--- START ---
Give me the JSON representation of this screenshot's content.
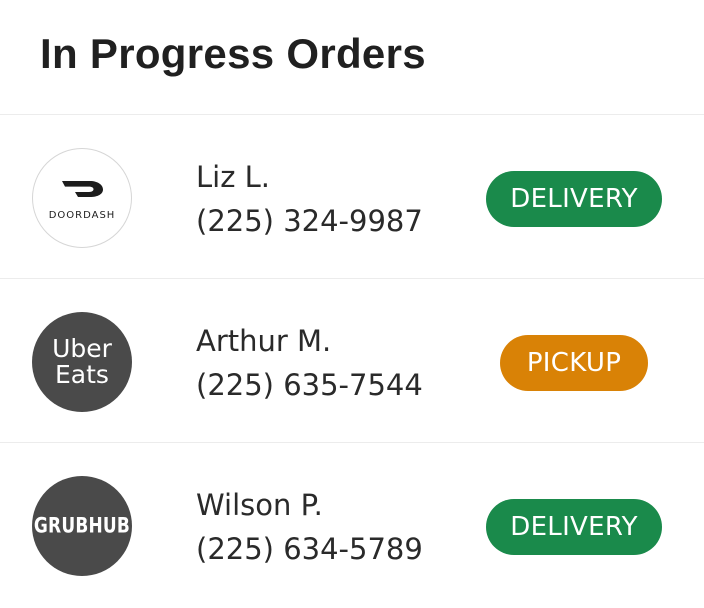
{
  "header": {
    "title": "In Progress Orders"
  },
  "orders": [
    {
      "service": "DoorDash",
      "logo_text": "DOORDASH",
      "customer_name": "Liz L.",
      "phone": "(225) 324-9987",
      "type": "DELIVERY"
    },
    {
      "service": "Uber Eats",
      "logo_line1": "Uber",
      "logo_line2": "Eats",
      "customer_name": "Arthur M.",
      "phone": "(225) 635-7544",
      "type": "PICKUP"
    },
    {
      "service": "Grubhub",
      "logo_text": "GRUBHUB",
      "customer_name": "Wilson P.",
      "phone": "(225) 634-5789",
      "type": "DELIVERY"
    }
  ],
  "colors": {
    "delivery": "#1a8a4b",
    "pickup": "#d98206",
    "logo_dark": "#4a4a4a"
  }
}
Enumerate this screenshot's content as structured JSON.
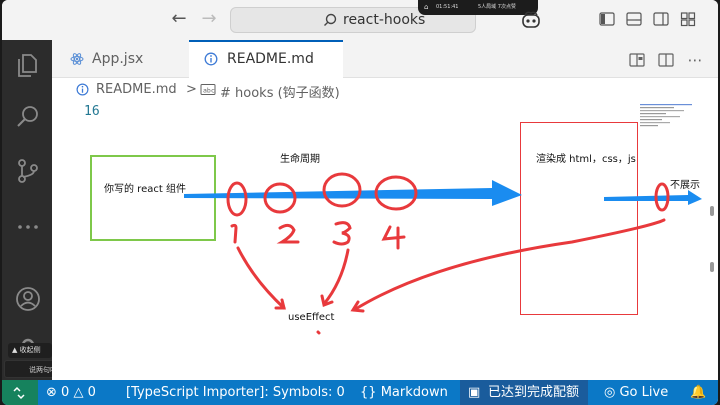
{
  "titlebar": {
    "back_icon": "arrow-left-icon",
    "forward_icon": "arrow-right-icon",
    "search_text": "react-hooks",
    "status_time": "01:51:41",
    "status_people": "5人局域 7次点赞"
  },
  "tabs": [
    {
      "label": "App.jsx",
      "icon": "react-icon",
      "active": false
    },
    {
      "label": "README.md",
      "icon": "info-icon",
      "active": true
    }
  ],
  "breadcrumb": {
    "file": "README.md",
    "separator": ">",
    "section": "# hooks (钩子函数)"
  },
  "editor": {
    "line_number": "16"
  },
  "drawing": {
    "component_label": "你写的 react 组件",
    "lifecycle_label": "生命周期",
    "render_label": "渲染成 html，css，js",
    "hide_label": "不展示",
    "effect_label": "useEffect",
    "numbers": [
      "1",
      "2",
      "3",
      "4"
    ]
  },
  "activity": {
    "tooltip_collapse": "收起侧幕",
    "tooltip_say": "说两句吧~"
  },
  "statusbar": {
    "errors": "0",
    "warnings": "0",
    "importer": "[TypeScript Importer]: Symbols: 0",
    "language": "Markdown",
    "pairing": "已达到完成配额",
    "golive": "Go Live"
  },
  "colors": {
    "statusbar": "#0b78c6",
    "remote": "#16825d",
    "arrow": "#1a8cf0",
    "ink": "#e8393c",
    "green_box": "#7ec84a"
  }
}
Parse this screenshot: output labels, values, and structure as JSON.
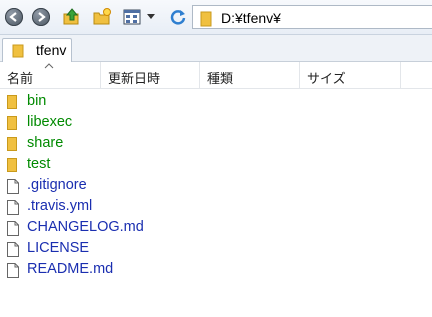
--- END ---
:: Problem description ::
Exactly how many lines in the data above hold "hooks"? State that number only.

:: Output ::
2